• _Exercise brief_
Compute how many lines below contain the word "Retirer" and respond with that number only.

• _Raw data_
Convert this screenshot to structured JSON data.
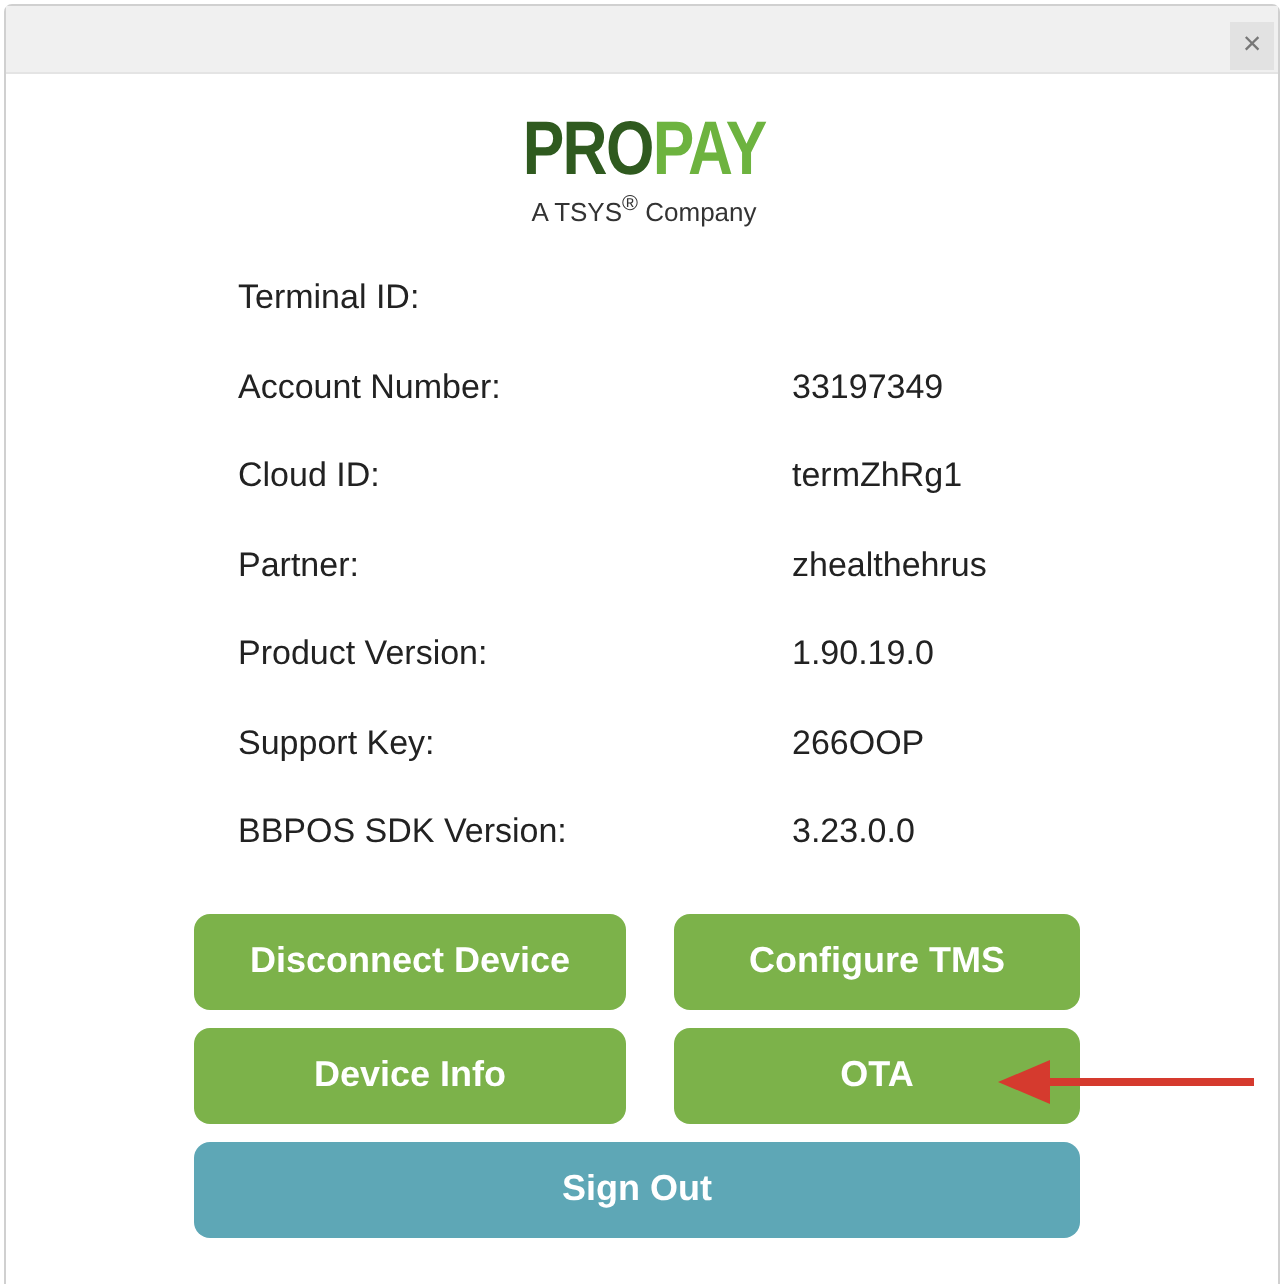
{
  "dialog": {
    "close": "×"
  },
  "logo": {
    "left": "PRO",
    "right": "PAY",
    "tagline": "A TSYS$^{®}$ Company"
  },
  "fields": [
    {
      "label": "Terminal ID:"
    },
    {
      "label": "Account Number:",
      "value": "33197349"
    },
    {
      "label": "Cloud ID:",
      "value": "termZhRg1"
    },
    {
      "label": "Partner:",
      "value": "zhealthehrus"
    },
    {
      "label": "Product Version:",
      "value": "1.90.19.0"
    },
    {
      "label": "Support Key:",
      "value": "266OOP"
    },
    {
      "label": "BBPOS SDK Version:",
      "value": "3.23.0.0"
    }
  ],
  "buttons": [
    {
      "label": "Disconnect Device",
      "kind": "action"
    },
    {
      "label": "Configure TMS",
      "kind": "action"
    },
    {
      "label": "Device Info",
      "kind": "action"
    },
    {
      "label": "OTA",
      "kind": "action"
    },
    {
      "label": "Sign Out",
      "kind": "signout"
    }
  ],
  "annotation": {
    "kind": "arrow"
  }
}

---

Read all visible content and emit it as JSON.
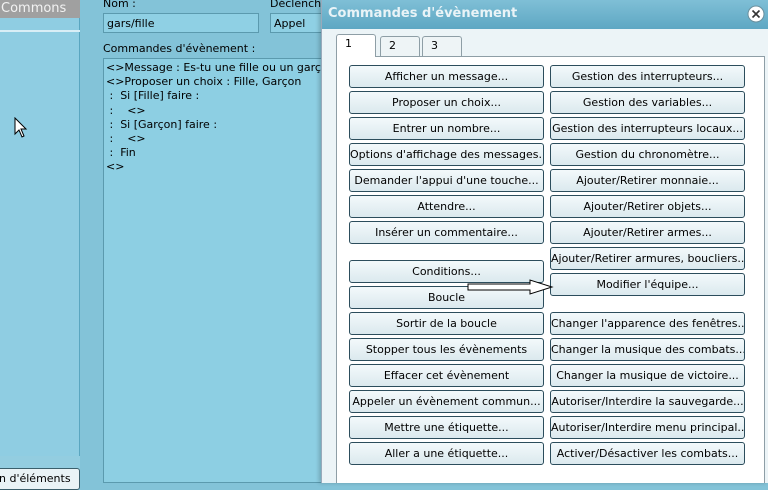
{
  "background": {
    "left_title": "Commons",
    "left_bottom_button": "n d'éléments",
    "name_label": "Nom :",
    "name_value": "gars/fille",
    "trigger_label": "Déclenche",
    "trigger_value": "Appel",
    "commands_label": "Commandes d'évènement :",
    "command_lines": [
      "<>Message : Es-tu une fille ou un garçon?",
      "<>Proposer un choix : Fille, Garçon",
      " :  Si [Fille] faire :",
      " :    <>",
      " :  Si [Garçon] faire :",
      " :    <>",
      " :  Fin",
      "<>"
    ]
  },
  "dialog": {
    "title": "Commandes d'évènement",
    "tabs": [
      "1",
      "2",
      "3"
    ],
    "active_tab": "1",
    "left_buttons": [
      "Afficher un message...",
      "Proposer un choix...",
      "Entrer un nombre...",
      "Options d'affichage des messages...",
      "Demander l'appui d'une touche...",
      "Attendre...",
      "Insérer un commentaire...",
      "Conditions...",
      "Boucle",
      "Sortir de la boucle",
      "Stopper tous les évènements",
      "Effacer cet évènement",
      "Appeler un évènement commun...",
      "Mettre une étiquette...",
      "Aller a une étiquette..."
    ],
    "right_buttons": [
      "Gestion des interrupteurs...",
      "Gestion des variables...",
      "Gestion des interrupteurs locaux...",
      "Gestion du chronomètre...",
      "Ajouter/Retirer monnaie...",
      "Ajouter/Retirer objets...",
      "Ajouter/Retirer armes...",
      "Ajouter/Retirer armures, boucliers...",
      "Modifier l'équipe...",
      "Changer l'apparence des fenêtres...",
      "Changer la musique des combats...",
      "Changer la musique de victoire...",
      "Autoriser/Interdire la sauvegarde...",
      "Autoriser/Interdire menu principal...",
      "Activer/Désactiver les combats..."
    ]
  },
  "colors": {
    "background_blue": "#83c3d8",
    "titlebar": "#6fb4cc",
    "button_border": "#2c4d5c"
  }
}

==

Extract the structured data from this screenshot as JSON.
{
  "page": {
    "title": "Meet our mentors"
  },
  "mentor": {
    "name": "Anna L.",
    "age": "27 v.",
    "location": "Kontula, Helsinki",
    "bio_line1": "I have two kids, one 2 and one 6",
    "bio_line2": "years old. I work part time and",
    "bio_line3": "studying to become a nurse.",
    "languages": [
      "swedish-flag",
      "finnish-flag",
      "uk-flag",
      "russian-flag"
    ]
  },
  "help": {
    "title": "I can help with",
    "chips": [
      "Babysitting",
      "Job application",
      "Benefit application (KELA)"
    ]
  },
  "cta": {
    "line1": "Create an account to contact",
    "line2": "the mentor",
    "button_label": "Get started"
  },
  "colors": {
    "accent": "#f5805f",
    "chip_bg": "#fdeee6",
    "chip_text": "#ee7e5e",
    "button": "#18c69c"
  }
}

• _Answer box_
4